Pull each line with the string "What" from the entries.

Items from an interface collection
[Start of section]

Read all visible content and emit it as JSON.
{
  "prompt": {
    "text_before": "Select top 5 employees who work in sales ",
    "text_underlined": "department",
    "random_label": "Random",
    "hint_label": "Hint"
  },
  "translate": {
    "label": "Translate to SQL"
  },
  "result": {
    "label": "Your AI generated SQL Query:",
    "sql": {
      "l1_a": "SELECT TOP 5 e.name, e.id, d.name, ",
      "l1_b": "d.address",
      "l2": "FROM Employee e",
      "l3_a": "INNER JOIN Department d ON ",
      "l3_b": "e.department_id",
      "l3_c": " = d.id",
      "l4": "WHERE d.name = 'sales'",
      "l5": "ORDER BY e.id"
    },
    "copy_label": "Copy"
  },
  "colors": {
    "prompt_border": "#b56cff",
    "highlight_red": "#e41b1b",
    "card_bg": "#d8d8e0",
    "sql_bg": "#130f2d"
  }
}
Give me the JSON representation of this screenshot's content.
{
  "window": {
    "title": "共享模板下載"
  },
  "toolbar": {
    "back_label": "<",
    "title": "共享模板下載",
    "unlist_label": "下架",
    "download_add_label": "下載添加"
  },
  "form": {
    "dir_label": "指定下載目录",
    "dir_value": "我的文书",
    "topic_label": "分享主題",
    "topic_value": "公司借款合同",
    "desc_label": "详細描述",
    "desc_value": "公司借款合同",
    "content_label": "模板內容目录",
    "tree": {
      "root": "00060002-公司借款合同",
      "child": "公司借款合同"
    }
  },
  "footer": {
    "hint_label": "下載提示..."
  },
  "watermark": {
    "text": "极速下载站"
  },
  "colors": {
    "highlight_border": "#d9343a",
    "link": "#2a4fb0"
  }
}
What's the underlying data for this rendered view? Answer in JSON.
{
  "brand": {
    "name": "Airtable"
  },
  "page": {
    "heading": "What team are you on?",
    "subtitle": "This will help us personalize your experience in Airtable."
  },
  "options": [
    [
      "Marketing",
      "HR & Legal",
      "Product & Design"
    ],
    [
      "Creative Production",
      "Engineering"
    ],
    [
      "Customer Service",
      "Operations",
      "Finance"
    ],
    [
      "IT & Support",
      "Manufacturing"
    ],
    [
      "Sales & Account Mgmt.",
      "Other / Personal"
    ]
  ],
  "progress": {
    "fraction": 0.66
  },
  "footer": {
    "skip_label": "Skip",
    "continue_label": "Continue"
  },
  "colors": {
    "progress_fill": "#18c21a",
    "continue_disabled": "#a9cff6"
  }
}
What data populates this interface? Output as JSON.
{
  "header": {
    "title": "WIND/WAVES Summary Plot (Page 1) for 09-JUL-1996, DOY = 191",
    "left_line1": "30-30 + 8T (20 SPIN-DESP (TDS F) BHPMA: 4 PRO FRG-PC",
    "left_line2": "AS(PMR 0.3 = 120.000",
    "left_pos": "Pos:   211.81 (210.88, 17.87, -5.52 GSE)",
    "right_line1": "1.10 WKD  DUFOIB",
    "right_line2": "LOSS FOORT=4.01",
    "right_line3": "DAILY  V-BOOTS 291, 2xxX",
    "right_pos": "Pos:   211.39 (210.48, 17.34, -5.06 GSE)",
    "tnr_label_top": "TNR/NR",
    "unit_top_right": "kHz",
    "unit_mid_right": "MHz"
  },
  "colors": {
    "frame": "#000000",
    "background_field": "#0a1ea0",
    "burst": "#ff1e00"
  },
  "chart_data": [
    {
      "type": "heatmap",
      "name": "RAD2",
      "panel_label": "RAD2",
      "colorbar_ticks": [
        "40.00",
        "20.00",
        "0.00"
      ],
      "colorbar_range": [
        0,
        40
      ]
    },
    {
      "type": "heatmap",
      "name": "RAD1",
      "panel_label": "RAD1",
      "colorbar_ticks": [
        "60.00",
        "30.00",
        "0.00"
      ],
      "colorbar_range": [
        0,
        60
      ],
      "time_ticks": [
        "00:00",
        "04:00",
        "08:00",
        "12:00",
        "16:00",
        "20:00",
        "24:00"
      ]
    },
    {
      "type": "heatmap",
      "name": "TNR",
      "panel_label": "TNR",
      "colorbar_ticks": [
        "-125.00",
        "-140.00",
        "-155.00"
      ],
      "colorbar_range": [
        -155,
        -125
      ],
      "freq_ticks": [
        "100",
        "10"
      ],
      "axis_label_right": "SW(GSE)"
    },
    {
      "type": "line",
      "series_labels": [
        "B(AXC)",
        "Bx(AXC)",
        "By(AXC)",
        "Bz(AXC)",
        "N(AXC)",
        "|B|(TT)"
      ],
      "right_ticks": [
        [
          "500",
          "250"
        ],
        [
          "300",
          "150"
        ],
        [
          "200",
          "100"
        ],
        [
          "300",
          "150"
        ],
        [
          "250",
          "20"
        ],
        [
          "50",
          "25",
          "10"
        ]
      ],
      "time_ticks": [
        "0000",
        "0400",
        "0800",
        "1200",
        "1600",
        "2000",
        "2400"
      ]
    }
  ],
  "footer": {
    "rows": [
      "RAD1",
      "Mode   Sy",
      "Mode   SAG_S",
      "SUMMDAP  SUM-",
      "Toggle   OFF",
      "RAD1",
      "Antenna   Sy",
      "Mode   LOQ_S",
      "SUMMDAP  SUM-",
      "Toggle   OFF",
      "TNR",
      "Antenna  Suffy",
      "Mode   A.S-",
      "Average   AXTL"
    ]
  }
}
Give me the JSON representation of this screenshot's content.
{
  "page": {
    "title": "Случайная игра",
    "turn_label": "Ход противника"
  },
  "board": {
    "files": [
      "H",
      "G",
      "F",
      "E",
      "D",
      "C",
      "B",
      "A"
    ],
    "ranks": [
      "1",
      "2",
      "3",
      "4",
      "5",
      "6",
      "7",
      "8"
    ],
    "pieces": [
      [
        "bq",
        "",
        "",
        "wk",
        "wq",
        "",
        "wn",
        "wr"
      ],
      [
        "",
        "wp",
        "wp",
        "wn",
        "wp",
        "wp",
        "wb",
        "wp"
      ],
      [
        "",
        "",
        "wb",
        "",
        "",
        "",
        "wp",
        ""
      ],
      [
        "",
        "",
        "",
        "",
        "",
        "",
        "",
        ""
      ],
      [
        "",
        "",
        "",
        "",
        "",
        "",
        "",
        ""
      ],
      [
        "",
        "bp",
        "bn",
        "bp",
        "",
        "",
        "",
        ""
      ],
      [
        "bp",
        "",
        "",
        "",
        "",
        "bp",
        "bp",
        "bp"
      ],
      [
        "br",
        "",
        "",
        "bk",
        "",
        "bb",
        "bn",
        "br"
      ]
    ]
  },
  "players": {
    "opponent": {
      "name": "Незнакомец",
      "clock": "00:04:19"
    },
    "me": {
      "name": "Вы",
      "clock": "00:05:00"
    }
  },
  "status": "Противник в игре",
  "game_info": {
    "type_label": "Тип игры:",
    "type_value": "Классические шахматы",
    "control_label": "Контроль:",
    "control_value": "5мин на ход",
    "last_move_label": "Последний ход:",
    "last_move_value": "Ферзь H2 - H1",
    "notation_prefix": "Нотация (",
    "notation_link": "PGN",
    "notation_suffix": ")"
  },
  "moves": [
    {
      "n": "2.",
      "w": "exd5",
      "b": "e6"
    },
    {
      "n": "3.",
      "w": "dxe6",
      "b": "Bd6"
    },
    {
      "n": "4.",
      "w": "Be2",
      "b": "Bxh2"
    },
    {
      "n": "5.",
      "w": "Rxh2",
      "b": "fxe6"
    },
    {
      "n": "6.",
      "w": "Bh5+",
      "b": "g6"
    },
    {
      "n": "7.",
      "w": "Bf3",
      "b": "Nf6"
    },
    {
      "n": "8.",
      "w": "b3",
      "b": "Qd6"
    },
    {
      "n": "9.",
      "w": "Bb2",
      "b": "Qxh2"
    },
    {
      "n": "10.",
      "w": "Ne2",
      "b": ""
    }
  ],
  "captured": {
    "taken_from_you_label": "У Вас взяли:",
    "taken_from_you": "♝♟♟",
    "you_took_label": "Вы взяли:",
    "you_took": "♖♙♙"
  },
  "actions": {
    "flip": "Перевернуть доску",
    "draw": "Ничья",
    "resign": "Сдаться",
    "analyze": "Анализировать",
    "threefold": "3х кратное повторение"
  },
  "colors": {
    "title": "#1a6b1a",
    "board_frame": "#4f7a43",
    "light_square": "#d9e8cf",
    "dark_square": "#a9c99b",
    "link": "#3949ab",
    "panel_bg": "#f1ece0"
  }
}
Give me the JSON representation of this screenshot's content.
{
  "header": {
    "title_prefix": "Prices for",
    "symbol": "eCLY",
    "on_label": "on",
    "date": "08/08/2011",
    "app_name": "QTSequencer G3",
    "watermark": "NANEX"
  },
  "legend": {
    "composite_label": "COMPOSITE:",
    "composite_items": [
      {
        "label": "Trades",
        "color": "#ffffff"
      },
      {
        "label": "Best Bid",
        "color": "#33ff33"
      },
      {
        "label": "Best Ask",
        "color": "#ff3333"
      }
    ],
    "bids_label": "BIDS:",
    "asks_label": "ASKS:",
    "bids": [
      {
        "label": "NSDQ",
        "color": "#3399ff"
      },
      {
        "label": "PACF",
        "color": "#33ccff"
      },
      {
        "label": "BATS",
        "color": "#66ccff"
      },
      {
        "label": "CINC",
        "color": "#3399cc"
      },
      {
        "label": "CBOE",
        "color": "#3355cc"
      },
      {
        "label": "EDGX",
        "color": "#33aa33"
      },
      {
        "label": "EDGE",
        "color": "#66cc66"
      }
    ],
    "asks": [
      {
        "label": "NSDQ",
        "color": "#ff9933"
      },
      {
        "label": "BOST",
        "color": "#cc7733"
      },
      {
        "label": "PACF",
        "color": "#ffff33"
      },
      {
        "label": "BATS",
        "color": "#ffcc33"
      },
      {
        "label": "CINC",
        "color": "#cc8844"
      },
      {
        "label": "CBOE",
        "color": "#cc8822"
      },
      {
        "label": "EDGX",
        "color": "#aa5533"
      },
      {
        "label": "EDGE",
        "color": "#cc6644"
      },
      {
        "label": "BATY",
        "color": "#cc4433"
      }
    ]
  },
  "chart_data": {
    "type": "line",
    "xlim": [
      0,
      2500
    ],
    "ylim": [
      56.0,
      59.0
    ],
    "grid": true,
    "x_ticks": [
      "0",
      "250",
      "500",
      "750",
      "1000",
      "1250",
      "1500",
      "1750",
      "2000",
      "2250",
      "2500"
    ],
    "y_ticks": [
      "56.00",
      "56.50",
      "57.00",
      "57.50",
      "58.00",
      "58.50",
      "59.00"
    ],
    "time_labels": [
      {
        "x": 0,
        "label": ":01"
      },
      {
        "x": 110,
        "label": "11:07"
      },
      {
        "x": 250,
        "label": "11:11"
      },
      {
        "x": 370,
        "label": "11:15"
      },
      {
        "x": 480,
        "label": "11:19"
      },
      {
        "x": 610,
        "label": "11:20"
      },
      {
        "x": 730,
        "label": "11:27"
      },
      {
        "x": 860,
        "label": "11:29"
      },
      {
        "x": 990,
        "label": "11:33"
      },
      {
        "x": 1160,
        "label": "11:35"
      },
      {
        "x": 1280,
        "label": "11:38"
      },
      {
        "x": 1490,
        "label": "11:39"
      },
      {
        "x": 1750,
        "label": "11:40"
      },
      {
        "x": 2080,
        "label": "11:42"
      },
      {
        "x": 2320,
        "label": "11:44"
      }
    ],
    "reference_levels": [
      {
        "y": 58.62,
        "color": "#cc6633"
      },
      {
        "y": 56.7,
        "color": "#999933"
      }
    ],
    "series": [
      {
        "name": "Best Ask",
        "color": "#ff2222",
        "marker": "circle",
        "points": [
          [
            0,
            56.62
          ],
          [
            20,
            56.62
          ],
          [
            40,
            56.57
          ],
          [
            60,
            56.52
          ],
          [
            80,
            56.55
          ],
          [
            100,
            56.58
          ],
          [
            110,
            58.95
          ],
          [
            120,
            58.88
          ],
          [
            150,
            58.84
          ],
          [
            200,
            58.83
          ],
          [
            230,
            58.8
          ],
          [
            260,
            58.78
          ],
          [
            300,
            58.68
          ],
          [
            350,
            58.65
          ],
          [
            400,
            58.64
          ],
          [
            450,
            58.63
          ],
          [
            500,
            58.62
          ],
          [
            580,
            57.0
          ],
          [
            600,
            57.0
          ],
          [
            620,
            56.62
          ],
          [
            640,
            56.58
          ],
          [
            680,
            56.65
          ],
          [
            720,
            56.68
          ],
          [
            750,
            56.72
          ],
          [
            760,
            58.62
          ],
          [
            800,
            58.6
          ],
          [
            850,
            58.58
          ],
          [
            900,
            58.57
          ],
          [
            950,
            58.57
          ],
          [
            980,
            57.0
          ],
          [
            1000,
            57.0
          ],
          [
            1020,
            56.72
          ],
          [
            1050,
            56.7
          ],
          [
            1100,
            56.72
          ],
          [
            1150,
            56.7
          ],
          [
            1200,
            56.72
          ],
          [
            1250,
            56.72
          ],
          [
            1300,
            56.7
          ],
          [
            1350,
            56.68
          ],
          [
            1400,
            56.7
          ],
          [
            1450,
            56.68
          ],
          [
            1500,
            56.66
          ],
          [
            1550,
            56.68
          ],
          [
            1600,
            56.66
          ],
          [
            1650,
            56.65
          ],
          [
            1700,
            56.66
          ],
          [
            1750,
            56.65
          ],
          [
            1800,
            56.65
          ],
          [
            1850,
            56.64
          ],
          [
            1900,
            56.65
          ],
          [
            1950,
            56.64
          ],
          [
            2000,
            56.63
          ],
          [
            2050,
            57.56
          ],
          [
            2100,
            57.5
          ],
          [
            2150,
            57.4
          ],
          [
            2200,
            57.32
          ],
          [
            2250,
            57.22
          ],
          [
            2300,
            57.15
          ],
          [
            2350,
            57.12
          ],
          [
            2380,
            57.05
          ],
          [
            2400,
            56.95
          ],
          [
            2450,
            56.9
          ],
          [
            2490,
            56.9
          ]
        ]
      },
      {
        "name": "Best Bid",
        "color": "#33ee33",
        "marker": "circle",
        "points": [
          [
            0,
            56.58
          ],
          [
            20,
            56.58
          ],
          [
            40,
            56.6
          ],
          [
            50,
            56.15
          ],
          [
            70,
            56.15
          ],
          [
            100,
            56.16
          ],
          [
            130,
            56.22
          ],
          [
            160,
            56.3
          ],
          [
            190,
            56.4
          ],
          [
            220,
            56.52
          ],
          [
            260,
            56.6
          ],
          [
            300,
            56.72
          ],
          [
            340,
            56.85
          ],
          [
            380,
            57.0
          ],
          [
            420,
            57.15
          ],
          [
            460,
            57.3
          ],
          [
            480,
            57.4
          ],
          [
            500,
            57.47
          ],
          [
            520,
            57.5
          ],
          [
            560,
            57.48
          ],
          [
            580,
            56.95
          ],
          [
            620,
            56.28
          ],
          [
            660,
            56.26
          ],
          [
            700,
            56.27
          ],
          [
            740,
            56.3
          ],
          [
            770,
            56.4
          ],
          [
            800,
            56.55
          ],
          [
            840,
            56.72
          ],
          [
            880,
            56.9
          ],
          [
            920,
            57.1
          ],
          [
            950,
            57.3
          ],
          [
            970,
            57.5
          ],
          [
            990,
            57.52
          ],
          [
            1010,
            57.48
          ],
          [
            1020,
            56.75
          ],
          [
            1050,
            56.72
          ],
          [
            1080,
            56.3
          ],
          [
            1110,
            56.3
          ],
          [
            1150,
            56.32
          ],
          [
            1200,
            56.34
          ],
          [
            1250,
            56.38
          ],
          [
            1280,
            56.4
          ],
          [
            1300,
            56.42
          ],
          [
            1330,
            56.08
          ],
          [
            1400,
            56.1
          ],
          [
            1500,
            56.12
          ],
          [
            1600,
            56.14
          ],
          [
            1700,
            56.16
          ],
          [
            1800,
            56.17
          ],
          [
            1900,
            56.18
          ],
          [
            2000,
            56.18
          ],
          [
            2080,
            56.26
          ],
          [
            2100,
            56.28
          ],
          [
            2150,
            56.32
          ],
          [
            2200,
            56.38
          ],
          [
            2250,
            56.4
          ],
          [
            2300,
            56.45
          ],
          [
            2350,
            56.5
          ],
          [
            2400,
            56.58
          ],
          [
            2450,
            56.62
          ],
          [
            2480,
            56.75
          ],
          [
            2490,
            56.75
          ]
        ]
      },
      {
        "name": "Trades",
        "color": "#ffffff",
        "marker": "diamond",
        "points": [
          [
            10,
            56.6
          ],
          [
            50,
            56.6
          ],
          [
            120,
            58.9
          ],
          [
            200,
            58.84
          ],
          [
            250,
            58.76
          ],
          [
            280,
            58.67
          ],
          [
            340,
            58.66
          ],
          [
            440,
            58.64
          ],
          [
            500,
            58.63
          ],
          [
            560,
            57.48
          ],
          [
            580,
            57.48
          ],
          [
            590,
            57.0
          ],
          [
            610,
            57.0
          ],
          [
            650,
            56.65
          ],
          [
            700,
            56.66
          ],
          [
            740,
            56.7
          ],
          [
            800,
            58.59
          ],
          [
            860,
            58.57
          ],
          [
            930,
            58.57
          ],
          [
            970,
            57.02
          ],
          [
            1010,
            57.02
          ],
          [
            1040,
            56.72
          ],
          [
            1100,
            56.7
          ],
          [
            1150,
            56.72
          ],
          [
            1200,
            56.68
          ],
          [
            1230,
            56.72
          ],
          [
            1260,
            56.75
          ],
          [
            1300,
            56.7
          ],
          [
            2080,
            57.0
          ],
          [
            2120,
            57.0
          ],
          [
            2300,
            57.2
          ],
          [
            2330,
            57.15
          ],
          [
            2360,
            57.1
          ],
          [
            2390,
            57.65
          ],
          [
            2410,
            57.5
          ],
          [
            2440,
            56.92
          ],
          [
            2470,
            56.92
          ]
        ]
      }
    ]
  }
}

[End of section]

Answer to the exercise -
What's the underlying data for this rendered view? Answer in JSON.
    "heading": "What team are you on?",
What data populates this interface? Output as JSON.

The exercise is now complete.